- bondable (adjective)
- bondability (noun)
- bonder (noun)
- bondless (adjective)
- unbondable (adjective)
What are some synonyms for bond?
What are some words that share a root or word element with bond?
What are some words that often get used in discussing bond?
How is bond used in real life?
Bond is a common word that most often refers to a close relationship or an attraction between atoms in chemistry.
we have such a strong bond as a family and I couldn't ask for a better group of people to have support me!!
— Matthew Espinosa (@MatthewEspinosa) May 30, 2016
A bond between a person and their favorite band is strong enough to pull us from the darkest of pits in which we're all capable of falling.
— Jonathan Cook (@iamjonathancook) August 1, 2013
The toes of geckos have pads w/ microscopic filaments that are so tiny they are able to form weak bonds w/ the molecules of smooth surfaces.
— American Museum of Natural History (@AMNH) March 16, 2010
Try using bond!
Is bond used correctly in the following sentence?
I have a strong bond with my sister and we would do anything to help each other.
How to use bond in a sentence
The VW offering also marks test of investor appetite for green bonds from borrowers previously marred by environmental issues.Volkswagen is the latest carmaker to tap the red-hot green-bond market to fund its EV ambitions|Bernhard Warner|September 16, 2020|Fortune
This made the enzyme very efficient at breaking cysteine’s bond to the thiol.Stinky success: Scientists identify the chemistry of B.O.|Alison Pearce Stevens|September 15, 2020|Science News For Students
It described investors who were supposed to exert power over governments by selling their bonds, or merely threatening to, and thus making deficit-spending more expensive.America’s $20 trillion debt is getting cheaper as it grows|McKenna Moore|September 12, 2020|Fortune
By bolstering a bond market that had been in freefall, the federal government offered its largest, most rapid and least encumbered relief to large businesses that already had robust cash reserves.
The Fed has purchased just $12 billion through its corporate bond programs through the end of August, far short of the $750 billion maximum.
But yes, I pictured a James Bond-type just sauntering over to her.‘Archer’ Creator Adam Reed Spills Season 6 Secrets, From Surreal Plotlines to Life Post-ISIS|Marlow Stern|January 8, 2015|DAILY BEAST
Failure to bond to their parents was the prominent reason children were being given away.
With no record and no warrants, he was given a four-figure bond by a judge the next morning.

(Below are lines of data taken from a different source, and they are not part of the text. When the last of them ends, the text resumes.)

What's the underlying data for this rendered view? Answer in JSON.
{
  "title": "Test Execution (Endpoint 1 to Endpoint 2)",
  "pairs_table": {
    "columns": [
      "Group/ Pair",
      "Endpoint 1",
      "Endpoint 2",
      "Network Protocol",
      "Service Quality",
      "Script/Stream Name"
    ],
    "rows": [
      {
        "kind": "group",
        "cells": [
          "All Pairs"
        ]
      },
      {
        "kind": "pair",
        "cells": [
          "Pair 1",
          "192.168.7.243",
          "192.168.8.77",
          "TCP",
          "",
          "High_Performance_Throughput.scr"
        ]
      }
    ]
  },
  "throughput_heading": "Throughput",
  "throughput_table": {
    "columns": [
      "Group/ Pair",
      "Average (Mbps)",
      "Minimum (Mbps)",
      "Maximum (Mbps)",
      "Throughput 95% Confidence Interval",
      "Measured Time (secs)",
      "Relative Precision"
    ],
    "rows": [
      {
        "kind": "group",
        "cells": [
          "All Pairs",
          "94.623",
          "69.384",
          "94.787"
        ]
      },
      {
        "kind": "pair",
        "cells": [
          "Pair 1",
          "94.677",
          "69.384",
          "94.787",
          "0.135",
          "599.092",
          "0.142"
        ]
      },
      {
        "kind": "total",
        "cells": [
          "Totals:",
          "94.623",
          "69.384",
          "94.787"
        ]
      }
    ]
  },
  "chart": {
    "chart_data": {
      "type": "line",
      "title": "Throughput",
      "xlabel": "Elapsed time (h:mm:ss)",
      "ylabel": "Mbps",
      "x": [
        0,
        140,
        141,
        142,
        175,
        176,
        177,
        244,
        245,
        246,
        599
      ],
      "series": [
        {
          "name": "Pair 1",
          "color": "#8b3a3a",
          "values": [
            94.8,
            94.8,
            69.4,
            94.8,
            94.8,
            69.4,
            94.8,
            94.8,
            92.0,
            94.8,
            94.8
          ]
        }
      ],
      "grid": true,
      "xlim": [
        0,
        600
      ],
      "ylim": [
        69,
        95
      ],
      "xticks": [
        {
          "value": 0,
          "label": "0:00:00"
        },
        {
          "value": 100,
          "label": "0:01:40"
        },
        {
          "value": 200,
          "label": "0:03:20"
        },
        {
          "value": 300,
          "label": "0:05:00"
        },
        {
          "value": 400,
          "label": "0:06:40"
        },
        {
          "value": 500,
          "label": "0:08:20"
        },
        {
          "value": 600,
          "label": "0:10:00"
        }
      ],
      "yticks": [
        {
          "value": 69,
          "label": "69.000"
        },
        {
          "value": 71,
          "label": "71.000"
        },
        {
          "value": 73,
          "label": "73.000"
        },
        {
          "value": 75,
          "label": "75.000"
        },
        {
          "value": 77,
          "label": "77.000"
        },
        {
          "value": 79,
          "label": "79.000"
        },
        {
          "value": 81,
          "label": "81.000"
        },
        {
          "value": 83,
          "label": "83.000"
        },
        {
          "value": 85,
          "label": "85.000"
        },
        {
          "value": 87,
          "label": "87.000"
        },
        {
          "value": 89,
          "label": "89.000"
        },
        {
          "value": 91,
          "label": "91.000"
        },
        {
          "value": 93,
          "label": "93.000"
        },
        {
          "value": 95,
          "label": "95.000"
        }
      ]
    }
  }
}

Marriage is a bond and a commitment—marrying yourself is ridiculous because you are already married to yourself.Why Singles Should Say ‘I Don’t’ to The Self-Marriage Movement|Tim Teeman|December 30, 2014|DAILY BEAST
He was released within the hour without a bond on his own recognizance.
I have written to her, and to Mrs. Coningsby; and she is perfectly free: every bond is relinquished, but that of the heart.The Pastor's Fire-side Vol. 3 of 4|Jane Porter
The bond of marriage seemed an accursed thing, the mere slavery of women.The Unsolved Riddle of Social Justice|Stephen Leacock
Out of a dark porch, ten paces along Bond Street, appeared a burly figure to fall into step a few yards behind Gray.
A lingering hope was dispelled when, looking right and left along Bond Street, he failed to perceive the missing pair.
Ten paces along Bond Street he encountered a small, stooping figure which became detached from the shadows of a shop door.
British Dictionary definitions for bond (1 of 2)
Word Origin for bond
British Dictionary definitions for bond (2 of 2)
Medical definitions for bond
Scientific definitions for bond
Cultural definitions for bond
A security issued by a corporation or public body and usually carrying a fixed rate of interest and a set date, called the bond's maturity, for redemption of the principal. Like a stock, a bond is a type of investment, but unlike a stock, a bond has a definite, but not necessarily fixed, yield. Some bonds have a feature known as a call, which gives the borrower an option to pay off the principal of the bond before its maturity, the date when the bond is due to be redeemed. (See municipal bonds and Treasury bills.)